James Dean, Hollywood's most enduring rebel would have marked his 75th birthday yesterday had he not died in one of the most famous car crashes in history.
Although he died before Elvis Presley had his first hit, Dean's rebellious image has always been associated with rock 'n' roll and he was idolised by musicians like Presley, Bob Dylan and John Lennon, who is quoted as saying "without James Dean, the Beatles would never have existed."
Born on February 8 1931, in Marion, Indiana, Dean was a natural born racer. In 1955 the film star acquired a Porsche 550 Spyder, one of only 90 built and had legendary car customiser George Barris paint the racing number 130 on the doors and 'Little Bastard' on the back, the nickname Dean had been given by Bill Hickman, his language coach on Giant, Dean's third starring role and final film.
Known as a speed demon, Dean had been banned from racing by the studio during the filming of Giant but with that out of the way he was free to compete again. The Porsche was in fact just a stopgap for Dean as after delivery of a Lotus Mk. X sports-racer he had ordered was delayed and he wanted a car in which to compete at the races in Salinas, California on October 1 1955. Ironically, while on the set of Giant, Dean recorded an infomercial for the American National Safety Council urging young drivers to slow down, saying: "Remember, slow down. The life you save might be mine."

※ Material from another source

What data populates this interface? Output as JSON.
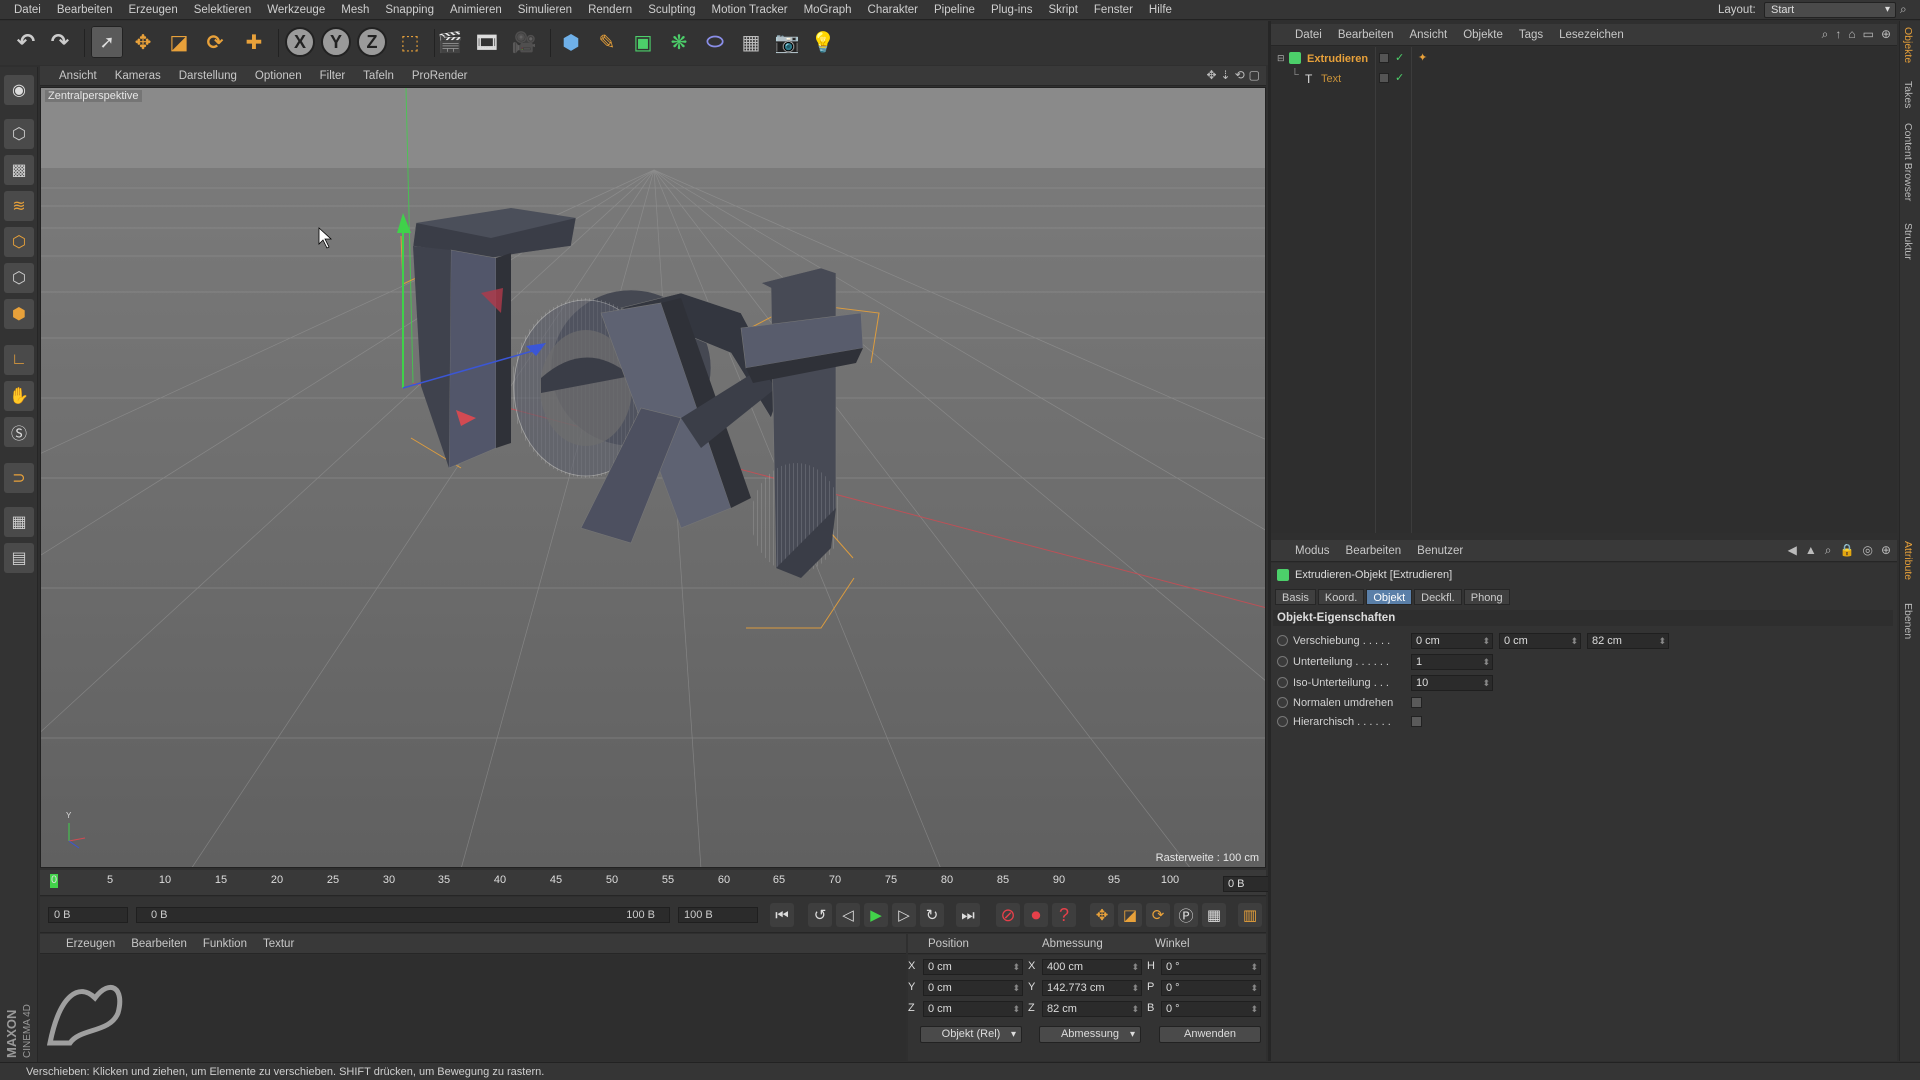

Proud of his new purchase, Dean was eager to show off his silver Stuttgart sportscar to friends but his purchase didn't go down well. Eartha Kitt, a friend of Dean's from his New York days begged him to sell it and the actress Ursula Andress refused to go for a ride in it. Dean then took the car to Villa Capri, a famous Hollywood restaurant to show his new purchase to the owner, a friend of his. The owner told Dean: "That car will kill you, it is too dangerous." Perhaps the most chilling premonition came from Alec Guinness whom Dean bumped into at the restaurant. When he saw the Spyder he allegedly told Dean: "Never get in that car. It is September 23rd, nine o'clock, Friday night, if you drive that car, you will be dead at this time next week." Even Barris himself expressed foreboding, claiming he felt: "a weird feeling of impending doom". As ever, Dean shrugged off his friends' concerns saying that he was destined to die in a speeding car.
True to Guinness' prediction, on the morning of September 30 1955, Dean died in a car smash with massive head injuries and a broken neck. More than 3,000 people attended his funeral in Fairmount, Indiana and Dean was nominated posthumously for two Academy Awards, for his performances in East of Eden and Giant.
But the car's association with death didn't end with Dean. Barris bought the car back for parts and installed the engine and transmission into two separate race cars, both owned by wealthy doctors. Racing for the first time with the new parts at Pamona Fairgrounds in California on October 2 1956, Troy McHenry lost control of his Spyder, leaving the track and hitting a tree. He was killed instantly.
Unwilling to sell any more parts from the wreck, Barris was persuaded by the California Highway Patrol to lend them the car for a travelling exhibition on the dangers of speeding. While being transported to Salinas, the place Dean was driving to before he died, the truck carrying the Porsche lost control and crashed. The driver was thrown clear only to be crushed when the Spyder fell from the transporter and crushed him. The car came off the back of transporters twice more, once on a busy freeway, snapping in two. The final straw for Barris came when the 550, on display in New Orleans, inexplicably broke into eleven pieces. Crated up in Miami, the car was placed on a truck for the journey back to California but both truck and cargo vanished en route and 'Little Bastard' was never seen again.